(Element data from apps and pages)
━━━━
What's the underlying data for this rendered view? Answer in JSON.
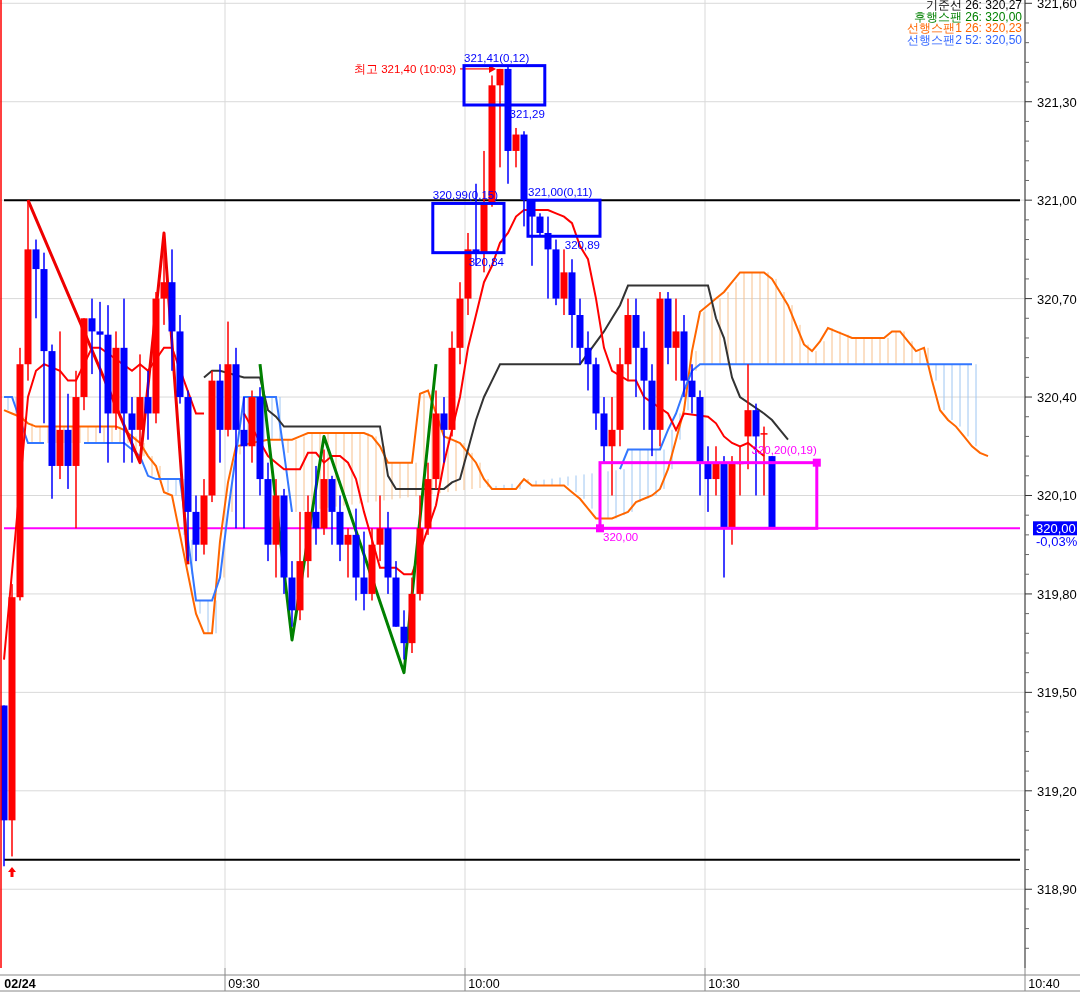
{
  "legend": [
    {
      "text": "기준선 26: 320,27",
      "color": "#000000"
    },
    {
      "text": "후행스팬 26: 320,00",
      "color": "#008000"
    },
    {
      "text": "선행스팬1 26: 320,23",
      "color": "#ff6600"
    },
    {
      "text": "선행스팬2 52: 320,50",
      "color": "#3366ff"
    }
  ],
  "last_price": {
    "text": "320,00",
    "change": "-0,03%"
  },
  "price_chart": {
    "chart_data": {
      "type": "candlestick",
      "ylim": [
        318.66,
        321.61
      ],
      "yticks": [
        {
          "value": 321.6,
          "label": "321,60"
        },
        {
          "value": 321.3,
          "label": "321,30"
        },
        {
          "value": 321.0,
          "label": "321,00"
        },
        {
          "value": 320.7,
          "label": "320,70"
        },
        {
          "value": 320.4,
          "label": "320,40"
        },
        {
          "value": 320.1,
          "label": "320,10"
        },
        {
          "value": 319.8,
          "label": "319,80"
        },
        {
          "value": 319.5,
          "label": "319,50"
        },
        {
          "value": 319.2,
          "label": "319,20"
        },
        {
          "value": 318.9,
          "label": "318,90"
        }
      ],
      "categories": [
        null,
        null,
        "02/24",
        null,
        null,
        null,
        null,
        null,
        null,
        null,
        null,
        null,
        null,
        null,
        null,
        null,
        null,
        null,
        null,
        null,
        null,
        null,
        null,
        null,
        null,
        null,
        null,
        null,
        null,
        null,
        "09:30",
        null,
        null,
        null,
        null,
        null,
        null,
        null,
        null,
        null,
        null,
        null,
        null,
        null,
        null,
        null,
        null,
        null,
        null,
        null,
        null,
        null,
        null,
        null,
        null,
        null,
        null,
        null,
        null,
        null,
        "10:00",
        null,
        null,
        null,
        null,
        null,
        null,
        null,
        null,
        null,
        null,
        null,
        null,
        null,
        null,
        null,
        null,
        null,
        null,
        null,
        null,
        null,
        null,
        null,
        null,
        null,
        null,
        null,
        null,
        null,
        "10:30",
        null,
        null,
        null,
        null,
        null,
        null,
        null,
        null,
        null,
        null,
        null,
        null,
        null,
        null,
        null,
        null,
        null,
        null,
        null,
        null,
        null,
        null,
        null,
        null,
        null,
        null,
        null,
        null,
        null,
        null,
        null,
        null,
        null,
        null,
        null,
        null,
        null,
        null,
        null,
        "10:40"
      ],
      "ohlc": [
        [
          319.46,
          319.46,
          318.97,
          319.11
        ],
        [
          319.11,
          319.83,
          319.0,
          319.79
        ],
        [
          319.79,
          320.55,
          319.78,
          320.5
        ],
        [
          320.5,
          321.0,
          320.45,
          320.85
        ],
        [
          320.85,
          320.88,
          320.64,
          320.79
        ],
        [
          320.79,
          320.84,
          320.32,
          320.54
        ],
        [
          320.54,
          320.56,
          320.09,
          320.19
        ],
        [
          320.19,
          320.6,
          320.15,
          320.3
        ],
        [
          320.3,
          320.41,
          320.12,
          320.19
        ],
        [
          320.19,
          320.48,
          320.0,
          320.4
        ],
        [
          320.4,
          320.64,
          320.36,
          320.64
        ],
        [
          320.64,
          320.7,
          320.47,
          320.6
        ],
        [
          320.6,
          320.69,
          320.29,
          320.59
        ],
        [
          320.59,
          320.68,
          320.2,
          320.35
        ],
        [
          320.35,
          320.6,
          320.3,
          320.55
        ],
        [
          320.55,
          320.7,
          320.2,
          320.35
        ],
        [
          320.35,
          320.4,
          320.2,
          320.3
        ],
        [
          320.3,
          320.53,
          320.25,
          320.4
        ],
        [
          320.4,
          320.48,
          320.27,
          320.35
        ],
        [
          320.35,
          320.72,
          320.32,
          320.7
        ],
        [
          320.7,
          320.9,
          320.62,
          320.75
        ],
        [
          320.75,
          320.85,
          320.48,
          320.6
        ],
        [
          320.6,
          320.65,
          320.38,
          320.4
        ],
        [
          320.4,
          320.42,
          319.9,
          320.05
        ],
        [
          320.05,
          320.1,
          319.9,
          319.95
        ],
        [
          319.95,
          320.15,
          319.92,
          320.1
        ],
        [
          320.1,
          320.48,
          320.08,
          320.45
        ],
        [
          320.45,
          320.5,
          320.2,
          320.3
        ],
        [
          320.3,
          320.63,
          320.28,
          320.5
        ],
        [
          320.5,
          320.55,
          320.0,
          320.3
        ],
        [
          320.3,
          320.4,
          320.0,
          320.25
        ],
        [
          320.25,
          320.42,
          320.2,
          320.4
        ],
        [
          320.4,
          320.43,
          320.1,
          320.15
        ],
        [
          320.15,
          320.2,
          319.9,
          319.95
        ],
        [
          319.95,
          320.15,
          319.85,
          320.1
        ],
        [
          320.1,
          320.12,
          319.8,
          319.85
        ],
        [
          319.85,
          319.9,
          319.7,
          319.75
        ],
        [
          319.75,
          320.05,
          319.72,
          319.9
        ],
        [
          319.9,
          320.1,
          319.85,
          320.05
        ],
        [
          320.05,
          320.19,
          319.95,
          320.0
        ],
        [
          320.0,
          320.24,
          319.98,
          320.15
        ],
        [
          320.15,
          320.16,
          319.95,
          320.05
        ],
        [
          320.05,
          320.1,
          319.9,
          319.95
        ],
        [
          319.95,
          320.0,
          319.85,
          319.98
        ],
        [
          319.98,
          320.06,
          319.78,
          319.85
        ],
        [
          319.85,
          319.99,
          319.75,
          319.8
        ],
        [
          319.8,
          320.0,
          319.78,
          319.95
        ],
        [
          319.95,
          320.1,
          319.9,
          320.0
        ],
        [
          320.0,
          320.05,
          319.8,
          319.85
        ],
        [
          319.85,
          319.9,
          319.7,
          319.7
        ],
        [
          319.7,
          319.75,
          319.6,
          319.65
        ],
        [
          319.65,
          319.85,
          319.62,
          319.8
        ],
        [
          319.8,
          320.1,
          319.78,
          320.0
        ],
        [
          320.0,
          320.2,
          319.98,
          320.15
        ],
        [
          320.15,
          320.42,
          320.12,
          320.35
        ],
        [
          320.35,
          320.4,
          320.2,
          320.3
        ],
        [
          320.3,
          320.6,
          320.28,
          320.55
        ],
        [
          320.55,
          320.75,
          320.5,
          320.7
        ],
        [
          320.7,
          320.9,
          320.65,
          320.85
        ],
        [
          320.85,
          321.05,
          320.8,
          320.84
        ],
        [
          320.84,
          321.15,
          320.78,
          320.99
        ],
        [
          320.99,
          321.38,
          320.98,
          321.35
        ],
        [
          321.35,
          321.4,
          321.1,
          321.4
        ],
        [
          321.4,
          321.41,
          321.05,
          321.15
        ],
        [
          321.15,
          321.22,
          321.1,
          321.2
        ],
        [
          321.2,
          321.21,
          320.92,
          321.0
        ],
        [
          321.0,
          321.0,
          320.8,
          320.95
        ],
        [
          320.95,
          320.96,
          320.89,
          320.9
        ],
        [
          320.9,
          320.95,
          320.7,
          320.85
        ],
        [
          320.85,
          320.88,
          320.68,
          320.7
        ],
        [
          320.7,
          320.85,
          320.65,
          320.78
        ],
        [
          320.78,
          320.82,
          320.55,
          320.65
        ],
        [
          320.65,
          320.7,
          320.5,
          320.55
        ],
        [
          320.55,
          320.6,
          320.42,
          320.5
        ],
        [
          320.5,
          320.52,
          320.3,
          320.35
        ],
        [
          320.35,
          320.4,
          320.2,
          320.25
        ],
        [
          320.25,
          320.4,
          320.1,
          320.3
        ],
        [
          320.3,
          320.55,
          320.25,
          320.5
        ],
        [
          320.5,
          320.7,
          320.45,
          320.65
        ],
        [
          320.65,
          320.7,
          320.4,
          320.55
        ],
        [
          320.55,
          320.6,
          320.3,
          320.45
        ],
        [
          320.45,
          320.5,
          320.22,
          320.3
        ],
        [
          320.3,
          320.72,
          320.25,
          320.7
        ],
        [
          320.7,
          320.72,
          320.5,
          320.55
        ],
        [
          320.55,
          320.7,
          320.45,
          320.6
        ],
        [
          320.6,
          320.65,
          320.4,
          320.45
        ],
        [
          320.45,
          320.5,
          320.35,
          320.4
        ],
        [
          320.4,
          320.42,
          320.1,
          320.2
        ],
        [
          320.2,
          320.25,
          320.05,
          320.15
        ],
        [
          320.15,
          320.25,
          320.1,
          320.2
        ],
        [
          320.2,
          320.22,
          319.85,
          320.0
        ],
        [
          320.0,
          320.22,
          319.95,
          320.2
        ],
        [
          320.2,
          320.25,
          320.1,
          320.2
        ],
        [
          320.28,
          320.5,
          320.18,
          320.36
        ],
        [
          320.36,
          320.38,
          320.1,
          320.28
        ],
        [
          320.29,
          320.31,
          320.1,
          320.29
        ],
        [
          320.22,
          320.22,
          320.0,
          320.0
        ],
        null,
        null,
        null,
        null,
        null,
        null,
        null,
        null,
        null,
        null,
        null,
        null,
        null,
        null,
        null,
        null,
        null,
        null,
        null,
        null,
        null,
        null,
        null,
        null,
        null,
        null,
        null,
        null,
        null,
        null,
        null,
        null,
        null,
        null
      ],
      "annotations": [
        "최고 321,40 (10:03)",
        "321,41(0,12)",
        "321,29",
        "320,99(0,15)",
        "320,84",
        "321,00(0,11)",
        "320,89",
        "320,20(0,19)",
        "320,00"
      ]
    }
  },
  "indicator_chart": {
    "chart_data": {
      "type": "line",
      "grid": true,
      "ylim": [
        318.66,
        321.61
      ],
      "series": [
        {
          "color": "#ff6600",
          "values": [
            320.36,
            320.35,
            320.34,
            320.32,
            320.31,
            320.31,
            null,
            320.31,
            320.31,
            null,
            320.31,
            320.31,
            320.31,
            320.31,
            320.31,
            320.3,
            320.28,
            320.26,
            320.22,
            320.19,
            320.11,
            320.1,
            319.98,
            319.86,
            319.74,
            319.68,
            319.68,
            319.96,
            320.14,
            320.25,
            null,
            null,
            null,
            320.27,
            320.27,
            320.27,
            320.27,
            320.28,
            320.29,
            320.29,
            320.29,
            320.29,
            320.29,
            320.29,
            320.29,
            320.29,
            320.28,
            320.25,
            320.2,
            320.2,
            320.2,
            320.2,
            320.41,
            320.42,
            null,
            320.28,
            320.27,
            320.26,
            320.23,
            320.2,
            320.15,
            320.12,
            320.12,
            320.12,
            320.12,
            320.15,
            320.13,
            320.13,
            320.13,
            320.13,
            320.13,
            320.11,
            320.09,
            320.06,
            320.03,
            320.03,
            320.03,
            320.04,
            320.05,
            320.08,
            320.09,
            320.1,
            320.12,
            320.18,
            320.27,
            320.36,
            320.54,
            320.66,
            320.68,
            320.7,
            320.72,
            320.75,
            320.78,
            320.78,
            320.78,
            320.78,
            320.76,
            320.72,
            320.68,
            320.62,
            320.56,
            320.54,
            320.57,
            320.61,
            320.6,
            320.59,
            320.58,
            320.58,
            320.58,
            320.58,
            320.58,
            320.6,
            320.6,
            320.57,
            320.54,
            320.55,
            320.45,
            320.36,
            320.33,
            320.31,
            320.28,
            320.25,
            320.23,
            320.22,
            null,
            null,
            null,
            null,
            null,
            null,
            null
          ]
        },
        {
          "color": "#3377ff",
          "values": [
            320.4,
            320.4,
            null,
            320.26,
            320.26,
            320.26,
            null,
            null,
            null,
            null,
            320.26,
            320.26,
            320.26,
            320.26,
            320.26,
            320.26,
            320.24,
            320.22,
            320.16,
            320.15,
            320.15,
            320.15,
            320.15,
            null,
            319.78,
            319.78,
            319.78,
            319.85,
            320.05,
            null,
            320.4,
            null,
            null,
            320.4,
            320.4,
            320.23,
            320.05,
            null,
            null,
            null,
            null,
            null,
            null,
            null,
            null,
            null,
            null,
            null,
            null,
            null,
            null,
            null,
            null,
            null,
            null,
            null,
            null,
            null,
            null,
            null,
            null,
            null,
            null,
            null,
            null,
            null,
            null,
            null,
            null,
            null,
            null,
            null,
            null,
            null,
            null,
            null,
            null,
            320.18,
            320.24,
            320.24,
            320.24,
            320.24,
            320.24,
            320.3,
            320.35,
            320.42,
            320.48,
            320.5,
            320.5,
            320.5,
            320.5,
            320.5,
            320.5,
            320.5,
            320.5,
            320.5,
            320.5,
            320.5,
            320.5,
            320.5,
            320.5,
            320.5,
            320.5,
            320.5,
            320.5,
            320.5,
            320.5,
            320.5,
            320.5,
            320.5,
            320.5,
            320.5,
            320.5,
            320.5,
            320.5,
            320.5,
            320.5,
            320.5,
            320.5,
            320.5,
            320.5,
            320.5,
            null,
            null,
            null,
            null,
            null,
            null,
            null
          ]
        },
        {
          "color": "#333333",
          "values": [
            null,
            null,
            null,
            null,
            null,
            null,
            null,
            null,
            null,
            null,
            null,
            null,
            null,
            null,
            null,
            null,
            null,
            null,
            null,
            null,
            null,
            null,
            null,
            null,
            null,
            320.46,
            320.48,
            320.48,
            null,
            null,
            320.46,
            320.46,
            320.46,
            320.36,
            320.34,
            320.31,
            320.31,
            320.31,
            320.31,
            320.31,
            320.31,
            320.31,
            320.31,
            320.31,
            320.31,
            320.31,
            320.31,
            320.31,
            320.16,
            320.12,
            320.12,
            320.12,
            320.12,
            null,
            320.12,
            320.12,
            320.14,
            320.15,
            null,
            320.33,
            320.4,
            320.45,
            320.5,
            320.5,
            320.5,
            320.5,
            320.5,
            320.5,
            320.5,
            320.5,
            320.5,
            320.5,
            320.5,
            null,
            null,
            320.6,
            320.64,
            320.68,
            320.74,
            320.74,
            320.74,
            320.74,
            320.74,
            320.74,
            320.74,
            320.74,
            320.74,
            320.74,
            320.74,
            320.64,
            320.58,
            320.46,
            320.4,
            null,
            null,
            320.35,
            320.33,
            320.3,
            320.27,
            null,
            null,
            null,
            null,
            null,
            null,
            null,
            null,
            null,
            null,
            null,
            null,
            null,
            null,
            null,
            null,
            null,
            null,
            null,
            null,
            null,
            null,
            null,
            null,
            null,
            null,
            null,
            null,
            null,
            null,
            null,
            null
          ]
        },
        {
          "color": "#ff0000",
          "values": [
            319.6,
            null,
            null,
            320.4,
            320.48,
            320.5,
            null,
            320.48,
            320.45,
            320.45,
            null,
            320.55,
            320.55,
            null,
            null,
            null,
            320.48,
            320.5,
            320.48,
            null,
            320.55,
            320.55,
            null,
            null,
            320.35,
            320.35,
            null,
            null,
            null,
            null,
            320.35,
            null,
            null,
            320.22,
            320.2,
            320.18,
            320.18,
            320.18,
            320.23,
            320.23,
            320.2,
            320.22,
            320.22,
            320.2,
            320.15,
            320.05,
            null,
            319.88,
            null,
            319.88,
            319.86,
            319.86,
            null,
            null,
            320.07,
            320.2,
            null,
            320.4,
            320.55,
            320.65,
            320.75,
            320.8,
            320.87,
            320.9,
            320.95,
            320.97,
            null,
            320.97,
            320.97,
            320.96,
            320.95,
            320.93,
            320.86,
            320.82,
            320.7,
            320.55,
            320.48,
            null,
            320.45,
            320.45,
            320.4,
            null,
            null,
            320.35,
            320.3,
            320.35,
            null,
            null,
            320.34,
            320.32,
            320.28,
            320.26,
            320.25,
            320.26,
            320.24,
            320.22,
            null,
            null,
            null,
            null,
            null,
            null,
            null,
            null,
            null,
            null,
            null,
            null,
            null,
            null,
            null,
            null,
            null,
            null,
            null,
            null,
            null,
            null,
            null,
            null,
            null,
            null,
            null,
            null,
            null,
            null,
            null,
            null,
            null,
            null,
            null
          ]
        },
        {
          "color": "#ee0000",
          "values": [
            null,
            null,
            null,
            321.0,
            null,
            null,
            null,
            null,
            null,
            null,
            null,
            null,
            null,
            null,
            null,
            null,
            null,
            320.2,
            null,
            null,
            320.9,
            null,
            null,
            319.89,
            null,
            null,
            null,
            null,
            null,
            null,
            null,
            null,
            null,
            null,
            null,
            null,
            null,
            null,
            null,
            null,
            null,
            null,
            null,
            null,
            null,
            null,
            null,
            null,
            null,
            null,
            null,
            null,
            null,
            null,
            null,
            null,
            null,
            null,
            null,
            null,
            null,
            null,
            null,
            null,
            null,
            null,
            null,
            null,
            null,
            null,
            null,
            null,
            null,
            null,
            null,
            null,
            null,
            null,
            null,
            null,
            null,
            null,
            null,
            null,
            null,
            null,
            null,
            null,
            null,
            null,
            null,
            null,
            null,
            null,
            null,
            null,
            null,
            null,
            null,
            null,
            null,
            null,
            null,
            null,
            null,
            null,
            null,
            null,
            null,
            null,
            null,
            null,
            null,
            null,
            null,
            null,
            null,
            null,
            null,
            null,
            null,
            null,
            null,
            null,
            null,
            null,
            null,
            null,
            null,
            null,
            null
          ]
        },
        {
          "color": "#008000",
          "values": [
            null,
            null,
            null,
            null,
            null,
            null,
            null,
            null,
            null,
            null,
            null,
            null,
            null,
            null,
            null,
            null,
            null,
            null,
            null,
            null,
            null,
            null,
            null,
            null,
            null,
            null,
            null,
            null,
            null,
            null,
            null,
            null,
            320.5,
            null,
            null,
            null,
            319.66,
            null,
            null,
            null,
            320.28,
            null,
            null,
            null,
            null,
            null,
            null,
            null,
            null,
            null,
            319.56,
            null,
            null,
            null,
            320.5,
            null,
            null,
            null,
            null,
            null,
            null,
            null,
            null,
            null,
            null,
            null,
            null,
            null,
            null,
            null,
            null,
            null,
            null,
            null,
            null,
            null,
            null,
            null,
            null,
            null,
            null,
            null,
            null,
            null,
            null,
            null,
            null,
            null,
            null,
            null,
            null,
            null,
            null,
            null,
            null,
            null,
            null,
            null,
            null,
            null,
            null,
            null,
            null,
            null,
            null,
            null,
            null,
            null,
            null,
            null,
            null,
            null,
            null,
            null,
            null,
            null,
            null,
            null,
            null,
            null,
            null,
            null,
            null,
            null,
            null,
            null,
            null,
            null,
            null,
            null,
            null
          ]
        },
        {
          "color": "#000000",
          "values": [
            321.0,
            321.0,
            321.0,
            null,
            321.0,
            321.0,
            321.0,
            321.0,
            321.0,
            321.0,
            321.0,
            321.0,
            321.0,
            321.0,
            321.0,
            321.0,
            321.0,
            321.0,
            321.0,
            321.0,
            321.0,
            321.0,
            321.0,
            321.0,
            321.0,
            321.0,
            321.0,
            321.0,
            321.0,
            321.0,
            321.0,
            321.0,
            321.0,
            321.0,
            321.0,
            321.0,
            321.0,
            321.0,
            321.0,
            321.0,
            321.0,
            321.0,
            321.0,
            321.0,
            321.0,
            321.0,
            321.0,
            321.0,
            321.0,
            321.0,
            321.0,
            321.0,
            321.0,
            321.0,
            null,
            null,
            null,
            null,
            null,
            null,
            null,
            null,
            null,
            321.0,
            321.0,
            null,
            null,
            null,
            null,
            null,
            null,
            null,
            null,
            null,
            null,
            321.0,
            321.0,
            321.0,
            321.0,
            321.0,
            321.0,
            321.0,
            321.0,
            321.0,
            321.0,
            321.0,
            321.0,
            321.0,
            321.0,
            321.0,
            321.0,
            321.0,
            321.0,
            321.0,
            321.0,
            321.0,
            321.0,
            321.0,
            321.0,
            321.0,
            321.0,
            321.0,
            321.0,
            321.0,
            321.0,
            321.0,
            321.0,
            321.0,
            321.0,
            321.0,
            321.0,
            321.0,
            321.0,
            321.0,
            321.0,
            321.0,
            321.0,
            321.0,
            321.0,
            321.0,
            321.0,
            321.0,
            321.0,
            321.0,
            321.0,
            321.0,
            321.0,
            321.0,
            null,
            null,
            null
          ]
        },
        {
          "color": "#000000",
          "values": [
            318.99,
            318.99,
            318.99,
            318.99,
            318.99,
            318.99,
            318.99,
            318.99,
            318.99,
            318.99,
            318.99,
            318.99,
            318.99,
            318.99,
            318.99,
            318.99,
            318.99,
            318.99,
            318.99,
            318.99,
            318.99,
            318.99,
            318.99,
            318.99,
            318.99,
            318.99,
            318.99,
            318.99,
            318.99,
            318.99,
            318.99,
            318.99,
            318.99,
            318.99,
            318.99,
            318.99,
            318.99,
            318.99,
            318.99,
            318.99,
            318.99,
            318.99,
            318.99,
            318.99,
            318.99,
            318.99,
            318.99,
            318.99,
            318.99,
            318.99,
            318.99,
            318.99,
            318.99,
            318.99,
            318.99,
            318.99,
            318.99,
            318.99,
            318.99,
            318.99,
            318.99,
            318.99,
            318.99,
            318.99,
            318.99,
            318.99,
            318.99,
            318.99,
            318.99,
            318.99,
            318.99,
            318.99,
            318.99,
            318.99,
            318.99,
            318.99,
            318.99,
            318.99,
            318.99,
            318.99,
            318.99,
            318.99,
            318.99,
            318.99,
            318.99,
            318.99,
            318.99,
            318.99,
            318.99,
            318.99,
            318.99,
            318.99,
            318.99,
            318.99,
            318.99,
            318.99,
            318.99,
            318.99,
            318.99,
            318.99,
            318.99,
            318.99,
            318.99,
            318.99,
            318.99,
            318.99,
            318.99,
            318.99,
            318.99,
            318.99,
            318.99,
            318.99,
            318.99,
            318.99,
            318.99,
            318.99,
            318.99,
            318.99,
            318.99,
            318.99,
            318.99,
            318.99,
            318.99,
            318.99,
            318.99,
            318.99,
            318.99,
            318.99,
            null,
            null,
            null
          ]
        },
        {
          "color": "#ff00ff",
          "values": [
            320.0,
            320.0,
            null,
            320.0,
            320.0,
            320.0,
            320.0,
            320.0,
            320.0,
            320.0,
            320.0,
            320.0,
            320.0,
            320.0,
            320.0,
            320.0,
            320.0,
            320.0,
            320.0,
            320.0,
            320.0,
            320.0,
            320.0,
            320.0,
            null,
            null,
            320.0,
            320.0,
            320.0,
            320.0,
            320.0,
            320.0,
            320.0,
            null,
            null,
            null,
            320.0,
            320.0,
            null,
            null,
            null,
            320.0,
            null,
            320.0,
            320.0,
            320.0,
            320.0,
            null,
            null,
            320.0,
            320.0,
            320.0,
            null,
            null,
            320.0,
            320.0,
            320.0,
            320.0,
            320.0,
            320.0,
            320.0,
            320.0,
            320.0,
            320.0,
            320.0,
            320.0,
            320.0,
            320.0,
            320.0,
            320.0,
            320.0,
            320.0,
            320.0,
            320.0,
            null,
            null,
            null,
            null,
            null,
            null,
            null,
            null,
            null,
            null,
            null,
            null,
            null,
            null,
            null,
            null,
            null,
            null,
            null,
            null,
            null,
            null,
            null,
            null,
            null,
            null,
            null,
            null,
            320.0,
            320.0,
            320.0,
            320.0,
            320.0,
            320.0,
            320.0,
            320.0,
            320.0,
            320.0,
            320.0,
            320.0,
            320.0,
            320.0,
            320.0,
            320.0,
            320.0,
            320.0,
            320.0,
            320.0,
            320.0,
            320.0,
            320.0,
            320.0,
            320.0,
            320.0,
            null,
            null,
            null
          ]
        }
      ]
    }
  }
}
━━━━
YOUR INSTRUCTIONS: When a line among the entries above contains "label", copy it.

SOLUTION TO THIS TASK:
          "label": "321,60"
          "label": "321,30"
          "label": "321,00"
          "label": "320,70"
          "label": "320,40"
          "label": "320,10"
          "label": "319,80"
          "label": "319,50"
          "label": "319,20"
          "label": "318,90"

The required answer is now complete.